JOHN: Well, when I first heard it I thought it can't be true. It's just one of those things like bad eggs in Adelaide. But when I realized it was serious I was worried stiff because I knew how it would go on. All the nasty things that would get said about it and all those miserable-looking pictures of me looking like a cynic. And they'd go on and on and on. until it would get out of hand and i couldn't control it. I really can't answer for it when it gets this big, it's nothing to do with me now.

QUESTION: A disc jockey in Birmingham, Alabama, who actually started most of the repercussions has demanded an apology from you.

JOHN: He can have it; I apologize to him. If he's upset and he rally means it, you know, then I'm sorry. I'm sorry I said it for the mess it's made, but I never meant it as an antireligion thing, or anything. You know, I can't say any more than that. There's nothing else to say really, no more words. I apologize to him.

QUESTION: Do you really think Christianity is shrinking?

JOHN: It just seems to me to be shrinking. I'm not knocking it or saying it's bad. I'm just saying it seems to be shrinking and losing contact.

PAUL: And we deplore the fact that it is, you know, that's the point about it all.

JOHN: Nothing better seems to be replacing it, so we're not saying anything about that.

PAUL: If it is on the decline in any way and you say it is, then it must be helpful.

JOHN: It's silly going on saying, "Yes, it's all fine and we're all Christians. Yeah, yeah. We're all Christians and we're all doing this," and we're not.

PAUL: We're all gonna get blamed for the rise all fall of Christianity now.

QUESTION: Mr. Lennon, are you a Christian?

JOHN: Well, we're all brought up to be. I don't profess to be a practicing Christian. And Christ was what he was and anything anybody says great about him I believe. I'm not a practicing Christian, but I don't have a un-Christian thoughts.

QUESTION: Was there as much a reaction to your statements throughout Europe and other countries around the world as there was here in America?

JOHN: I don't think Europe heard about it, but they will now! It was just England and I sort of got away with it there. In as much as nobody took offense and saw through me. Over here it's just as I said, it went this way.

QUESTION: Some of the wires this morning said that Pam American Airlines had provided each of you with free Bibles.

JOHN: We never saw that.

QUESTION: If Jesus were alive today in a physical form, not a metaphysical one, he would find "Eleanor Rigby" a very religious song, a song of concern with human experience and need. I'm curious about your expression of that.

JOHN: Well, I don't like supposing that if Jesus were alive now, knowing what he'd like to say or do. But if he was the real Jesus, the Jesus as he was before, well, "Eleanor Rigby" wouldn't mean much to him, but if it did come across his mind, he'd think that probably.

QUESTION: There had been Beatle boycotts nationwide, record burnings, even threats against your life.
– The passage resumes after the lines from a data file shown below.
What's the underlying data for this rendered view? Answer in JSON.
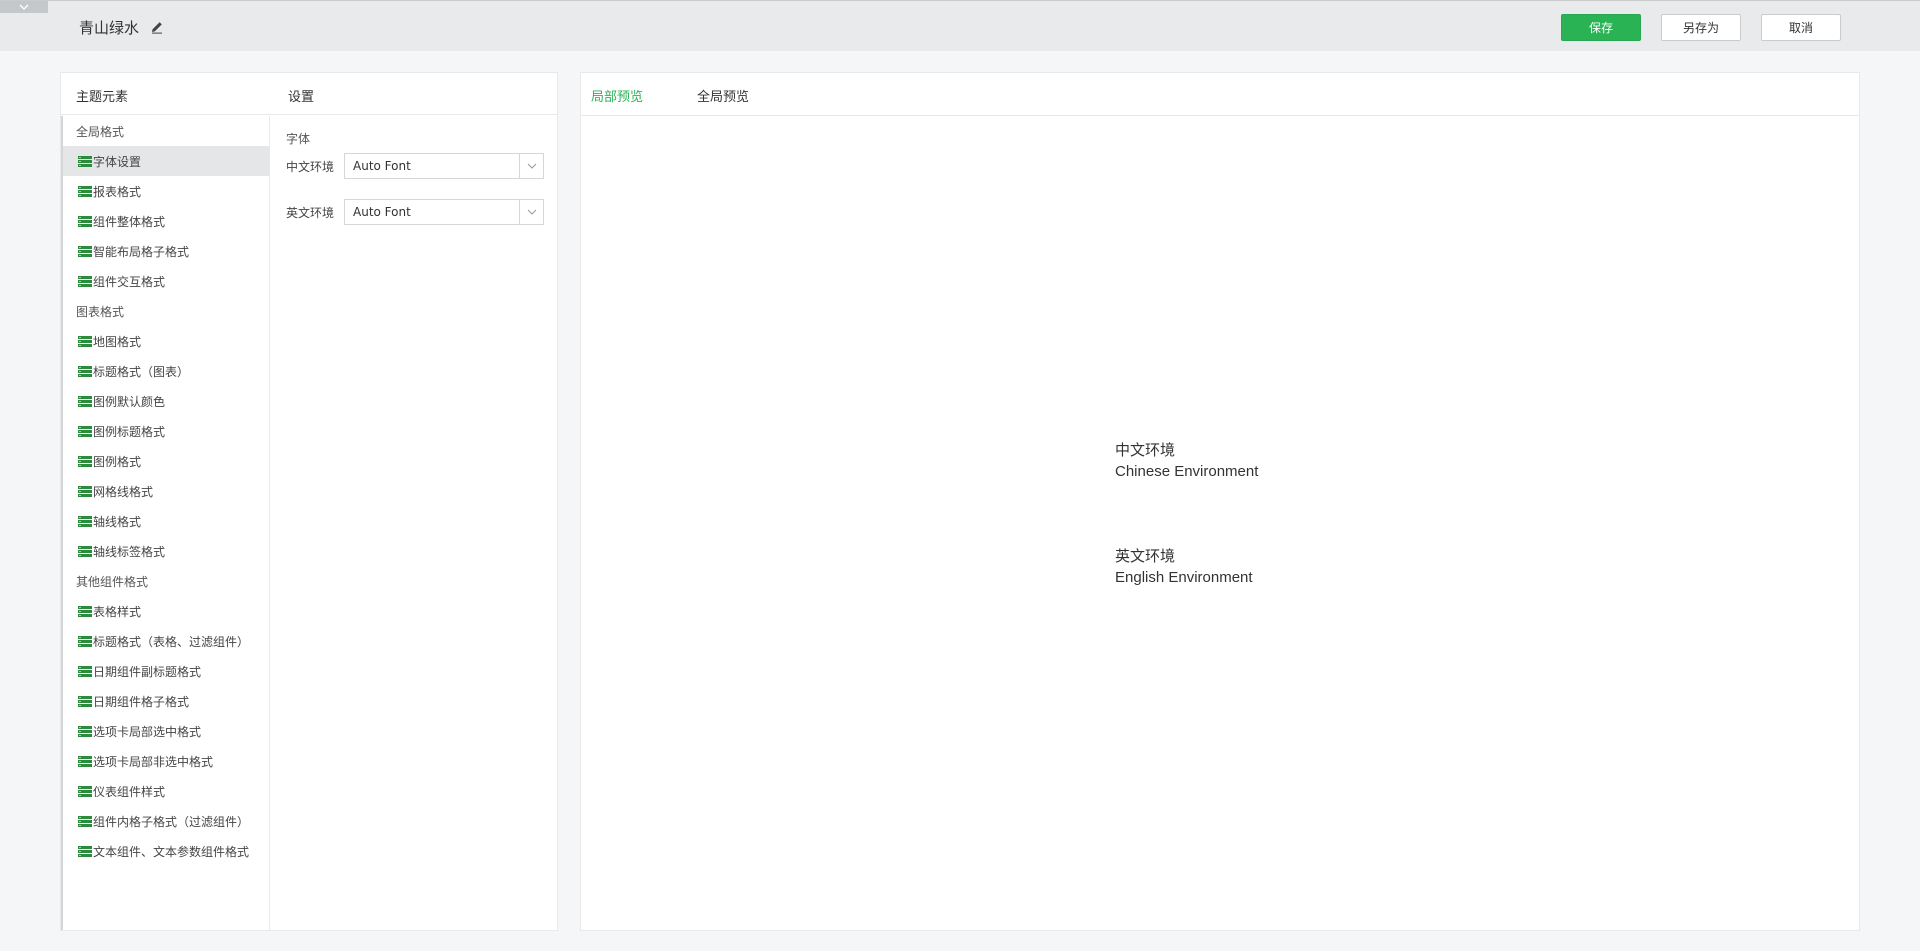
{
  "header": {
    "theme_name": "青山绿水",
    "save_label": "保存",
    "save_as_label": "另存为",
    "cancel_label": "取消"
  },
  "left_panel": {
    "elements_title": "主题元素",
    "settings_title": "设置",
    "groups": [
      {
        "label": "全局格式",
        "items": [
          "字体设置",
          "报表格式",
          "组件整体格式",
          "智能布局格子格式",
          "组件交互格式"
        ]
      },
      {
        "label": "图表格式",
        "items": [
          "地图格式",
          "标题格式（图表）",
          "图例默认颜色",
          "图例标题格式",
          "图例格式",
          "网格线格式",
          "轴线格式",
          "轴线标签格式"
        ]
      },
      {
        "label": "其他组件格式",
        "items": [
          "表格样式",
          "标题格式（表格、过滤组件）",
          "日期组件副标题格式",
          "日期组件格子格式",
          "选项卡局部选中格式",
          "选项卡局部非选中格式",
          "仪表组件样式",
          "组件内格子格式（过滤组件）",
          "文本组件、文本参数组件格式"
        ]
      }
    ],
    "active_item": "字体设置",
    "settings": {
      "section_label": "字体",
      "cn_env_label": "中文环境",
      "cn_env_value": "Auto Font",
      "en_env_label": "英文环境",
      "en_env_value": "Auto Font"
    }
  },
  "right_panel": {
    "tabs": [
      {
        "label": "局部预览",
        "active": true
      },
      {
        "label": "全局预览",
        "active": false
      }
    ],
    "preview": {
      "cn_title": "中文环境",
      "cn_sub": "Chinese Environment",
      "en_title": "英文环境",
      "en_sub": "English Environment"
    }
  },
  "colors": {
    "accent": "#2ab355",
    "icon_green": "#2e8b3e"
  }
}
Does this bother you?

PAUL: Well, it's bound to bother us, isn't it?

QUESTION: Mr. Lennon, do you feel you are being crucified?

JOHN: No, I wouldn't say that at all.

"I can't express myself very well, that's my whole trouble. I was just commenting, in my illiterate way of speaking. It was about how Christ's message had been garbled by disciples and twisted for various selfish reasons by those who followed, to the point where it has lost validity for many today. Actually, if I am going to blame anyone, it's myself for not thinking what people a million miles away were going to say about it. I've just had a reshuffling of all the things pushed into my head. I'm more of a Christian than I ever was. I don't go along with organized religion and the way it has come about.

Jesus says one thing and then all the clubs formed telling their versions and the whole thing gets twisted. It's like a game of having six people in a line and I whisper something to the guy next to me, maybe "love thy neighbor" or "everything ought to be equal." By the time it gets to the end of the line it's altogether something else."